This Documentary Highlights The Ground Reality Of Refugees Like Never Before

Posted by Himanshu Maurya in GlobeScope, Human Rights
July 4, 2018

Recently, I watched a documentary called “Human Flow” directed by Chinese artist and filmmaker Ai Weiwei.

The documentary presents a ground report on the actual problems faced by civilians caught in war-torn countries like Syria, Iran, Israel, Afganistan and the plight of Rohingya Muslims in Myanmar.

Weiwei has created a shocking documentary on the subject of migration and its effects on the condition of refugees all over the world in the 21st century. With his camera crew, he travels around the world and finds a globalized story of suffering and deterioration of humankind.

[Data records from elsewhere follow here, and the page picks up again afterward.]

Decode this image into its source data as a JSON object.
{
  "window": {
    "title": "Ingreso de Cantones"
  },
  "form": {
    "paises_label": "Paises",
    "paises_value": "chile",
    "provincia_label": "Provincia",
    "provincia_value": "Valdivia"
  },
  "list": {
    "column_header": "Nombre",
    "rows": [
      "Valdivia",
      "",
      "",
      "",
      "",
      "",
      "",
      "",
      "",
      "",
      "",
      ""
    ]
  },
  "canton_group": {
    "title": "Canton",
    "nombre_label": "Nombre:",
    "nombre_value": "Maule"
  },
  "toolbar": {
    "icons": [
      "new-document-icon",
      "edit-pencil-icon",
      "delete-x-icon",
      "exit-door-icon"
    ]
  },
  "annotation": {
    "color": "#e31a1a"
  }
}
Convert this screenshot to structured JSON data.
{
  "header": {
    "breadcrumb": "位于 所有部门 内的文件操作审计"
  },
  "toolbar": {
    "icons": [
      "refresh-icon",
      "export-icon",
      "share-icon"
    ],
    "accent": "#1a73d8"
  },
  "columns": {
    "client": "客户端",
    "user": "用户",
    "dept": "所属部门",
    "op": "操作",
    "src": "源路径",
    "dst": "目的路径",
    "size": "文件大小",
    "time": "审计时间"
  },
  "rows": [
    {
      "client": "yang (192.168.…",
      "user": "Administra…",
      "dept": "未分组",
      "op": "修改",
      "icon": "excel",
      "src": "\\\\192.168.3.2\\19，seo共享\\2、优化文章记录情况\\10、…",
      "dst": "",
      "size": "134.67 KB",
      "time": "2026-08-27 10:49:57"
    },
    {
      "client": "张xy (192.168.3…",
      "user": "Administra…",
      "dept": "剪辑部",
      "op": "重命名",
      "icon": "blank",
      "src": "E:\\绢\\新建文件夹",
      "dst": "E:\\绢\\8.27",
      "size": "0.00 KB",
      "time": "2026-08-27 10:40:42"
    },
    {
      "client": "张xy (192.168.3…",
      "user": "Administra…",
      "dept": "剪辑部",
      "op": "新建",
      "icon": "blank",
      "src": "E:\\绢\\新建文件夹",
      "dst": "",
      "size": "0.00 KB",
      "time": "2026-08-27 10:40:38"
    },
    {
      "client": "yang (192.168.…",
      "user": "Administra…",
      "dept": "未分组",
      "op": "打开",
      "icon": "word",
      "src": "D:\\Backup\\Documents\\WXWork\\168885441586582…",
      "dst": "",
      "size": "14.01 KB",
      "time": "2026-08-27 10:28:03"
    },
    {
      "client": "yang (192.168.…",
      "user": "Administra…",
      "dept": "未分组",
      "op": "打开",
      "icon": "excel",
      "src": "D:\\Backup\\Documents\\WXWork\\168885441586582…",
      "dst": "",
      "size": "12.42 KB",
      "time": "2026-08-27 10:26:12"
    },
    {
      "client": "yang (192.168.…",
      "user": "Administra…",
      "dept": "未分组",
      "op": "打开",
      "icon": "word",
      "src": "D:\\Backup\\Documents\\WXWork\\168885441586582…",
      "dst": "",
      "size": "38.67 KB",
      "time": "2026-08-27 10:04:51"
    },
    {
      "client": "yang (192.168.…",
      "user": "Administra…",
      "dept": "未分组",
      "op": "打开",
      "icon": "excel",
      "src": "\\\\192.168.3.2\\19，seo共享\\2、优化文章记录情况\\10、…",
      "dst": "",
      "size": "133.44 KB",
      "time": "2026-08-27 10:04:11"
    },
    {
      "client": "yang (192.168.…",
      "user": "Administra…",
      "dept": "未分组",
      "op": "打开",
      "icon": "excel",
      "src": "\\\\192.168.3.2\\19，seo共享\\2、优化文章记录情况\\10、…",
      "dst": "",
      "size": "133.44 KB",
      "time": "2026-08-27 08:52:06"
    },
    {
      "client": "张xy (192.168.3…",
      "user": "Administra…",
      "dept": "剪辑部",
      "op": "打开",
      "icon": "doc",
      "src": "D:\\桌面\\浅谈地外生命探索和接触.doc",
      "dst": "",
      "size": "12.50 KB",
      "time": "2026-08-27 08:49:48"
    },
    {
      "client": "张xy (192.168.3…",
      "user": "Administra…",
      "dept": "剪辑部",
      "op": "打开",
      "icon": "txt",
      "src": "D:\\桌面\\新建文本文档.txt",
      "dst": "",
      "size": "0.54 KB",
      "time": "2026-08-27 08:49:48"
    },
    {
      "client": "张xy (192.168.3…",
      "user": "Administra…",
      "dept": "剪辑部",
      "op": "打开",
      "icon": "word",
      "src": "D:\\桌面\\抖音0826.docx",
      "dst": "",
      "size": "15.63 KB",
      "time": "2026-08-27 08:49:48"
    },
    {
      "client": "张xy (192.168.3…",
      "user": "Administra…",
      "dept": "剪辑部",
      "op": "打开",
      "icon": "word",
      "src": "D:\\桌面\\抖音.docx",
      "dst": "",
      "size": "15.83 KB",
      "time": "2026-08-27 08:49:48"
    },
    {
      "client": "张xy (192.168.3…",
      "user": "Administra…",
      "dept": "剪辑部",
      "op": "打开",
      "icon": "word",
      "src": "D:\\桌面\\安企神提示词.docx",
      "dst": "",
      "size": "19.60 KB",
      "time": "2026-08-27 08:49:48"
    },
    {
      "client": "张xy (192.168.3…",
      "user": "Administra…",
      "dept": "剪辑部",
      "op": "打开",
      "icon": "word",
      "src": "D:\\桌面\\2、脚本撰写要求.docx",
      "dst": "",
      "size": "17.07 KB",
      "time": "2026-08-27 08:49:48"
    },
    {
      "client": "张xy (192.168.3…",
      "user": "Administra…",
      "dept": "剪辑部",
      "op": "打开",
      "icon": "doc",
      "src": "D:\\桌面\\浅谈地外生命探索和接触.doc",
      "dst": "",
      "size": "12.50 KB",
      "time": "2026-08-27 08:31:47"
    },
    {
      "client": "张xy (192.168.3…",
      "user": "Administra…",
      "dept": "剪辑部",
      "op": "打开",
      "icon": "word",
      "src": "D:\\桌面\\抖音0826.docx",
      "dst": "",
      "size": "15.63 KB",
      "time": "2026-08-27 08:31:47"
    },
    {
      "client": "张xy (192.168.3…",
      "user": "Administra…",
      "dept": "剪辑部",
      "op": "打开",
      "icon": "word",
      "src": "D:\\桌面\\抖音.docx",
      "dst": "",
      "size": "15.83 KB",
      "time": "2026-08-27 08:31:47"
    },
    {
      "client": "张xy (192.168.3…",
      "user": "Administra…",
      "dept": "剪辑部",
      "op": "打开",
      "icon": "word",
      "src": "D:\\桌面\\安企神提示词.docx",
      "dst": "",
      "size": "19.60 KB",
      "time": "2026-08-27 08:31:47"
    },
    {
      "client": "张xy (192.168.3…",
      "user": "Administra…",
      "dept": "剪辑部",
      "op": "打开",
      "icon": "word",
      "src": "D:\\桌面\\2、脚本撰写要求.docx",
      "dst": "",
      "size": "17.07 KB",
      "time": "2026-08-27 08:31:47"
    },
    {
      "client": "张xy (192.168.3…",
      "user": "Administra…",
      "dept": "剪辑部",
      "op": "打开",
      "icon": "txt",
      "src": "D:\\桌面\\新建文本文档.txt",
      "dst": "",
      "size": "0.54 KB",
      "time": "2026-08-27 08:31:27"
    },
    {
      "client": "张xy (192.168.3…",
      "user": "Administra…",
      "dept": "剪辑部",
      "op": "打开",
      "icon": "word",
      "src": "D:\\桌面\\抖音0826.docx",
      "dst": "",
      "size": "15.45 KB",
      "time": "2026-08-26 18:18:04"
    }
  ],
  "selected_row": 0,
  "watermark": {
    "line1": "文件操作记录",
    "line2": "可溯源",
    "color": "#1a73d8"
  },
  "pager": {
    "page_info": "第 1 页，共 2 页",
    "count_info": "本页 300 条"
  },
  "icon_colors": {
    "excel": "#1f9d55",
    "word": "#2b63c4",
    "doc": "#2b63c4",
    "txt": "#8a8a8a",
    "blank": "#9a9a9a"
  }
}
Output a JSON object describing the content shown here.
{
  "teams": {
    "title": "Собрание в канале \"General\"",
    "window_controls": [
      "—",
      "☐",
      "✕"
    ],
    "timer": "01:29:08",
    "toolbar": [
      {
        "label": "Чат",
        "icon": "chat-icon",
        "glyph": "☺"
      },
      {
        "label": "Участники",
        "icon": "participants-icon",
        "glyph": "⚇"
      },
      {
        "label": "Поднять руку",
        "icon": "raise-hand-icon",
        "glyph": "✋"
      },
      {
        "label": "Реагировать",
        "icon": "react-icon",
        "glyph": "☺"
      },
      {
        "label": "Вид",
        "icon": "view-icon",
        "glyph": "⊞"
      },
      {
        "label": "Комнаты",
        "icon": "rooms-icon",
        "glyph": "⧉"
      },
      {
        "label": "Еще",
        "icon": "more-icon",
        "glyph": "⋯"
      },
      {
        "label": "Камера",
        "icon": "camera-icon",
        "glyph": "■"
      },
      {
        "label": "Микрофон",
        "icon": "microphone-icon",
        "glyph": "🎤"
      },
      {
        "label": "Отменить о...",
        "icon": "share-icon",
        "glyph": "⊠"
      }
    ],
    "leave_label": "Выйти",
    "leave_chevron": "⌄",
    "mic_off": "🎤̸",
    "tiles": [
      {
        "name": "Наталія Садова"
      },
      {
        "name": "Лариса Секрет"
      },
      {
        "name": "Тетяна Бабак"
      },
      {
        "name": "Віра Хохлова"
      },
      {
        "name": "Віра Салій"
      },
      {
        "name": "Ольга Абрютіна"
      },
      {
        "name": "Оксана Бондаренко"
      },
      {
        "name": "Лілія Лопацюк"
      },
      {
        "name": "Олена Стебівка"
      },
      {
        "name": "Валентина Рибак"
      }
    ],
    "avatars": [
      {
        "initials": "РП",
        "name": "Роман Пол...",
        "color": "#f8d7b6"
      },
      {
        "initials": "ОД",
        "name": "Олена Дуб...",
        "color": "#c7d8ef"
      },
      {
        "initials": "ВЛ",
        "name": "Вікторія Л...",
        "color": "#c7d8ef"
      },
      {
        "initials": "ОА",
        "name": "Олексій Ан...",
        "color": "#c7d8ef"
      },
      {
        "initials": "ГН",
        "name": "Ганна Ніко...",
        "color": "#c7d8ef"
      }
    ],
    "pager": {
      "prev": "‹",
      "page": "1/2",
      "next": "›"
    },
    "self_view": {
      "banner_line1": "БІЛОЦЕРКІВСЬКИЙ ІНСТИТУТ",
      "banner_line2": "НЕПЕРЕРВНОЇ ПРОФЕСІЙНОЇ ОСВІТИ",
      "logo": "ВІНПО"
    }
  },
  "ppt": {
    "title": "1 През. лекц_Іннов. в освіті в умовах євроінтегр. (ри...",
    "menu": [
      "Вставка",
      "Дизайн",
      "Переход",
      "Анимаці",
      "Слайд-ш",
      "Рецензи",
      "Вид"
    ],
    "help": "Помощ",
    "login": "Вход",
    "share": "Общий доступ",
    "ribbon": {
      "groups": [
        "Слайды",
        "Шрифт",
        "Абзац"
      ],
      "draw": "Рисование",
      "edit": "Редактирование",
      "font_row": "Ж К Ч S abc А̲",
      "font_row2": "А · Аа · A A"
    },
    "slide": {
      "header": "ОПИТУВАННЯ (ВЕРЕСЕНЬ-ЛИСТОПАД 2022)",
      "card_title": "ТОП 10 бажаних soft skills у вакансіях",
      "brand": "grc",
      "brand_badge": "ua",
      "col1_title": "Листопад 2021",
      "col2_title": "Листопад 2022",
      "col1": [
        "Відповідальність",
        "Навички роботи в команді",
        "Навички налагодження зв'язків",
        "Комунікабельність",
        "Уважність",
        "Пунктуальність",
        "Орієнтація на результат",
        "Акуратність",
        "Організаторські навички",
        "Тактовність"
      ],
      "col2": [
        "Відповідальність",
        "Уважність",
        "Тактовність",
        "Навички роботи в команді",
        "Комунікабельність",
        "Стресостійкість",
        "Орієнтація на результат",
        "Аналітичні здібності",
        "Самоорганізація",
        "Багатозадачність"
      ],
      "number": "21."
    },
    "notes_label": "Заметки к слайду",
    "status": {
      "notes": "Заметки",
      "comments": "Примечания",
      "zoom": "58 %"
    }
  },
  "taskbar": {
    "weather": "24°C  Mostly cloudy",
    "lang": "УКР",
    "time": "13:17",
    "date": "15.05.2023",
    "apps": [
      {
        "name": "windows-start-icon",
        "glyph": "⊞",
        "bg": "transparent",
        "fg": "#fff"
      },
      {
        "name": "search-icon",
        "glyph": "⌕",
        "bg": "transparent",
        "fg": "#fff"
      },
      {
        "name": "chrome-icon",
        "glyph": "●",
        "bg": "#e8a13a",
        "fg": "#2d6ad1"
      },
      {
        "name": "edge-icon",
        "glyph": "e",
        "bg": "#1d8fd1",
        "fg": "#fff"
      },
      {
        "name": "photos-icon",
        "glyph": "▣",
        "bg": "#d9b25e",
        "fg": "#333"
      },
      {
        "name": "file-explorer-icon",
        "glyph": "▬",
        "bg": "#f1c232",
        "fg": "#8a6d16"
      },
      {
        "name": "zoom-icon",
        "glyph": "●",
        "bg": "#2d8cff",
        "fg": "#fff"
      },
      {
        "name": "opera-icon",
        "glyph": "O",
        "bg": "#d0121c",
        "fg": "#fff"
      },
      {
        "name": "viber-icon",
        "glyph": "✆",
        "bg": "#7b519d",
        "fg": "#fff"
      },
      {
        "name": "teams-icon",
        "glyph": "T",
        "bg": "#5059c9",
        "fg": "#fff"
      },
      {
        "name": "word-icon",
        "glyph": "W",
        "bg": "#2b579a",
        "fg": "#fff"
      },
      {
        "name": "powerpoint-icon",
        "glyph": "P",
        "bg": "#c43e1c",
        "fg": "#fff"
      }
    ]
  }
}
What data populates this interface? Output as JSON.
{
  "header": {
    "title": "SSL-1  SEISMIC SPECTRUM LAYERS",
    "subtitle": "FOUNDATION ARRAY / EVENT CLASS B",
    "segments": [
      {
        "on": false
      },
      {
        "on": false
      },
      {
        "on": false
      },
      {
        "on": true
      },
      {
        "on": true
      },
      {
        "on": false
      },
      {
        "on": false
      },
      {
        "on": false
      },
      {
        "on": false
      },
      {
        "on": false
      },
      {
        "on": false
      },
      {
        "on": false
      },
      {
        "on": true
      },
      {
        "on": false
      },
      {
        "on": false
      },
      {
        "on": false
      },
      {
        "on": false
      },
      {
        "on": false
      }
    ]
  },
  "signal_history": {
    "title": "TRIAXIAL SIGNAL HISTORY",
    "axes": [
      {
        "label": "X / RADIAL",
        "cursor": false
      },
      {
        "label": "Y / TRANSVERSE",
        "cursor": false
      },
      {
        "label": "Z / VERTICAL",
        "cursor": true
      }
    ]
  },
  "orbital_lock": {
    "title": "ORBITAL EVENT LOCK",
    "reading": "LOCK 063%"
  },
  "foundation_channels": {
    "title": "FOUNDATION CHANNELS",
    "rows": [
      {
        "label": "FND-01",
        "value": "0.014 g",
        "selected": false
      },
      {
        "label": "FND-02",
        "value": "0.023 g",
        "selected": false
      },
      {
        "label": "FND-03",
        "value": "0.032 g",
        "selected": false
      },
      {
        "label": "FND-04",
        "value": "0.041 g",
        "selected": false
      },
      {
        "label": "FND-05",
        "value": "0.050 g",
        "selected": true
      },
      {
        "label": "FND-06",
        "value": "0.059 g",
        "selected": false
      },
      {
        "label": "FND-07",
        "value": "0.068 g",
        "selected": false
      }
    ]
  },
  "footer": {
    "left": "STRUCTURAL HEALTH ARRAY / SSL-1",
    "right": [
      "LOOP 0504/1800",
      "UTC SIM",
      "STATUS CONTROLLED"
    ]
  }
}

Weiwei’s approach is to show the ground reality, and his camera captures refugees fleeing from Syria to European countries in millions. This seems like a Hollywood movie perhaps because we are used to seeing crowd scenes in fiction, but the mass migration in this film transpires in reality. Germany and other countries agreed to accept refugees at first but their increasing number day by day led to several countries becoming stricter about their immigration policy. The movie shows millions of refugees waiting at the borders of Lebanon, Jordan.

The scenes captured by the director are horrifying and interviews with refugees raise a question for humanity. Thousands of people trying to cross the Mediterranean sea by boat die during the journey. Terrorists who find civilians crossing their border rape women at gunpoint. ISIS has burnt most of the oil fields of Syria. The people living in camps are prone to diseases, they don’t have access to food and medical facilities.

The most tragic scene is the shot of a dead body: perhaps of a girl or a young woman, lying in the dust, and her body half burnt showing her intestine coming out from one side. It is framed and presented in a flat, unemotional way, almost like a statue that has been knocked over. People are shown walking sideways without taking any notice because this kind of brutality is now common for them.

The director doesn’t give you answers, but he engages with the subject in fiercely human terms. He shows that forced migration at this level is a new condition which has disrupted people’s lives in a way that has never been seen before.